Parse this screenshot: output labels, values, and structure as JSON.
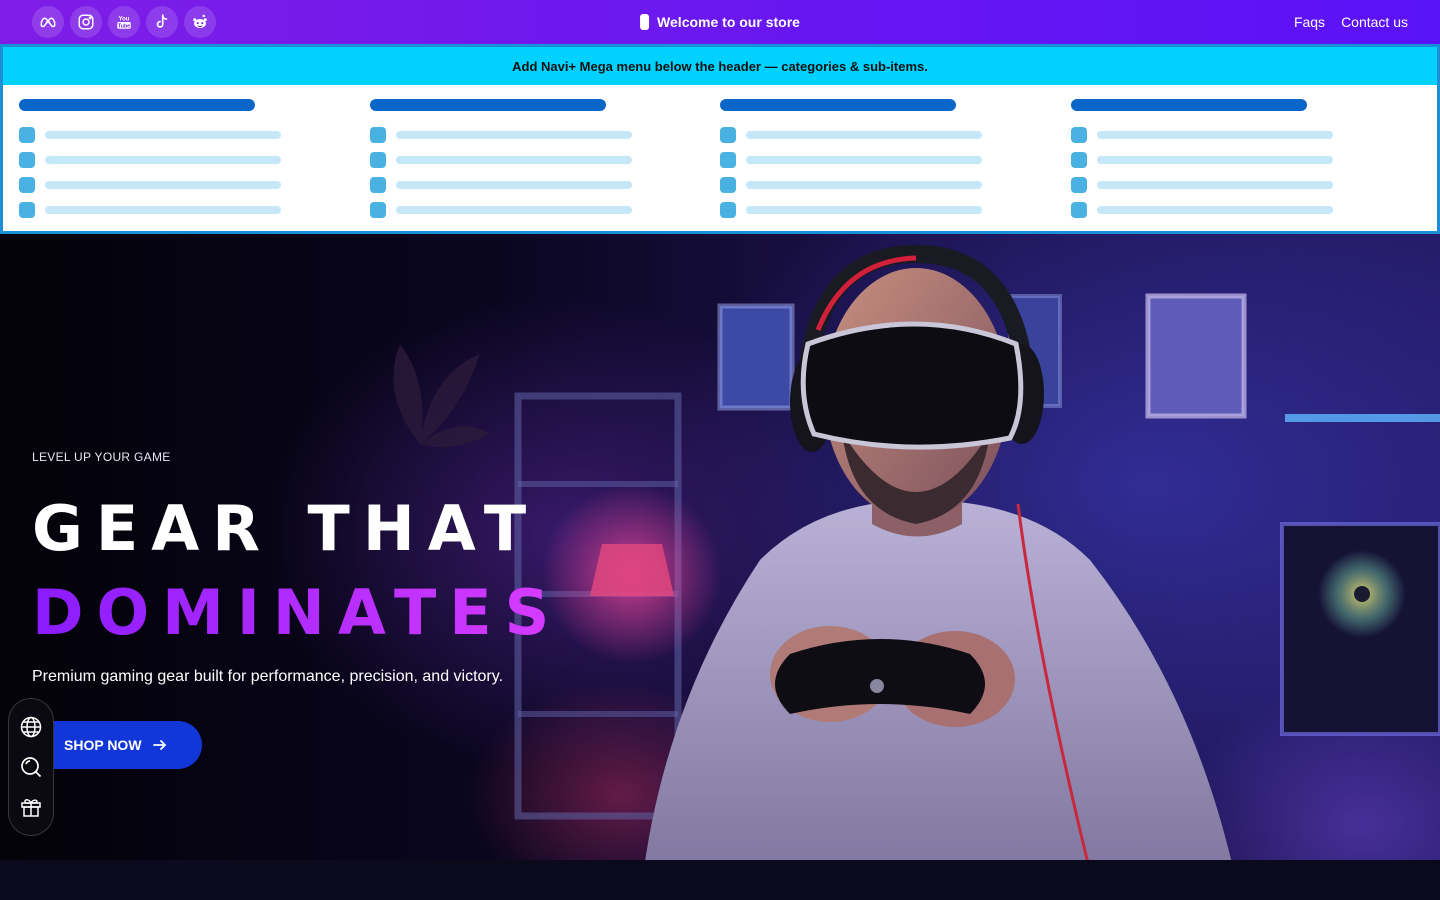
{
  "topbar": {
    "socials": [
      {
        "icon": "meta-icon"
      },
      {
        "icon": "instagram-icon"
      },
      {
        "icon": "youtube-icon",
        "label": "You Tube"
      },
      {
        "icon": "tiktok-icon"
      },
      {
        "icon": "reddit-icon"
      }
    ],
    "announcement": "Welcome to our store",
    "links": {
      "faqs": "Faqs",
      "contact": "Contact us"
    }
  },
  "mega_menu": {
    "notice": "Add Navi+ Mega menu below the header — categories & sub-items.",
    "columns": 4,
    "rows_per_column": 4
  },
  "hero": {
    "eyebrow": "LEVEL UP YOUR GAME",
    "title_line1": "GEAR THAT",
    "title_line2": "DOMINATES",
    "subtitle": "Premium gaming gear built for performance, precision, and victory.",
    "cta_label": "SHOP NOW",
    "cta_icon": "arrow-right-icon"
  },
  "dock": {
    "items": [
      {
        "icon": "globe-icon"
      },
      {
        "icon": "search-icon"
      },
      {
        "icon": "gift-icon"
      }
    ]
  },
  "colors": {
    "topbar_start": "#7f1de6",
    "topbar_end": "#5a12f7",
    "mega_notice_bg": "#00d1ff",
    "mega_border": "#1a8fd8",
    "placeholder_head": "#0a66c8",
    "placeholder_line": "#c5e7f7",
    "placeholder_square": "#4ab2e2",
    "title_accent": "#b01cff",
    "cta_bg": "#1237d8"
  }
}
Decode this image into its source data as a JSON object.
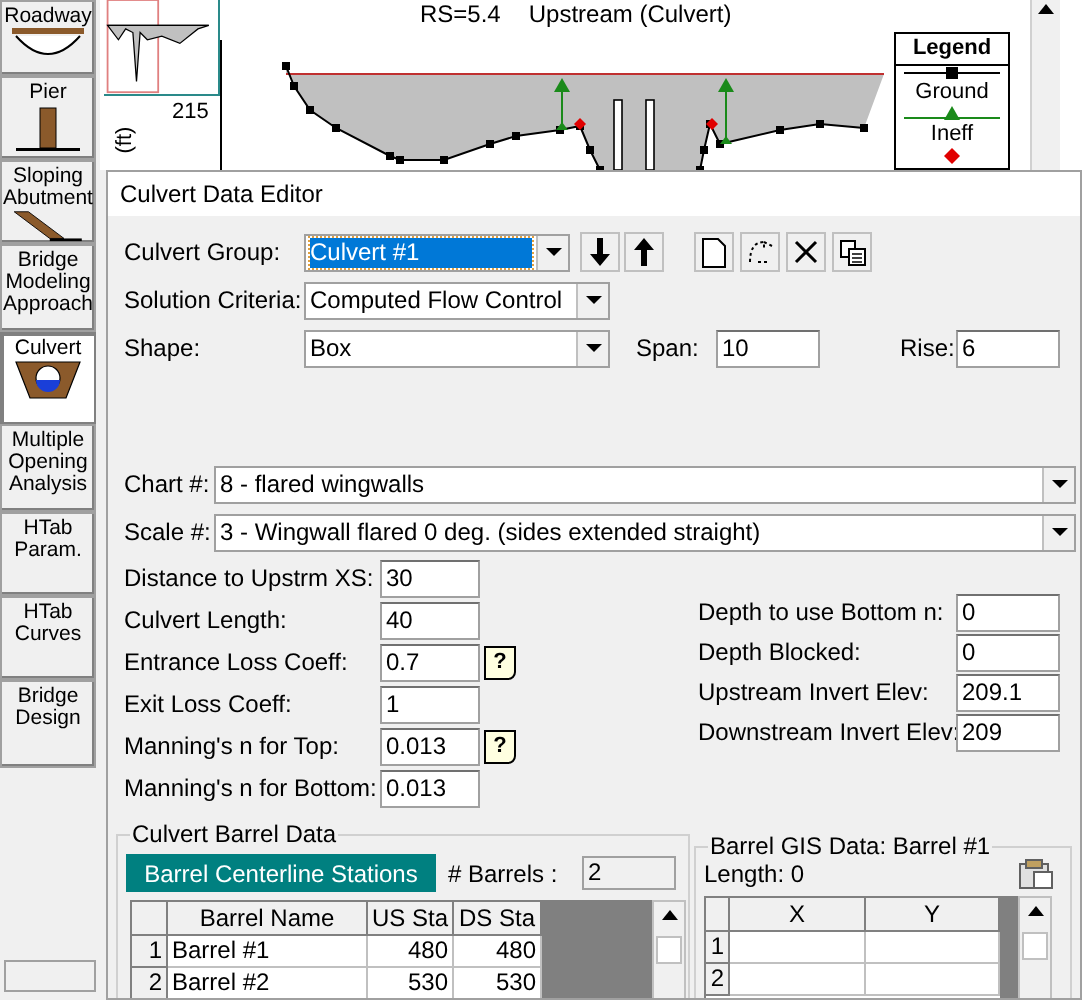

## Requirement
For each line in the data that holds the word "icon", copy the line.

## Output below
        "icon": "meta-icon"
        "icon": "instagram-icon"
        "icon": "youtube-icon",
        "icon": "tiktok-icon"
        "icon": "reddit-icon"
    "cta_icon": "arrow-right-icon"
        "icon": "globe-icon"
        "icon": "search-icon"
        "icon": "gift-icon"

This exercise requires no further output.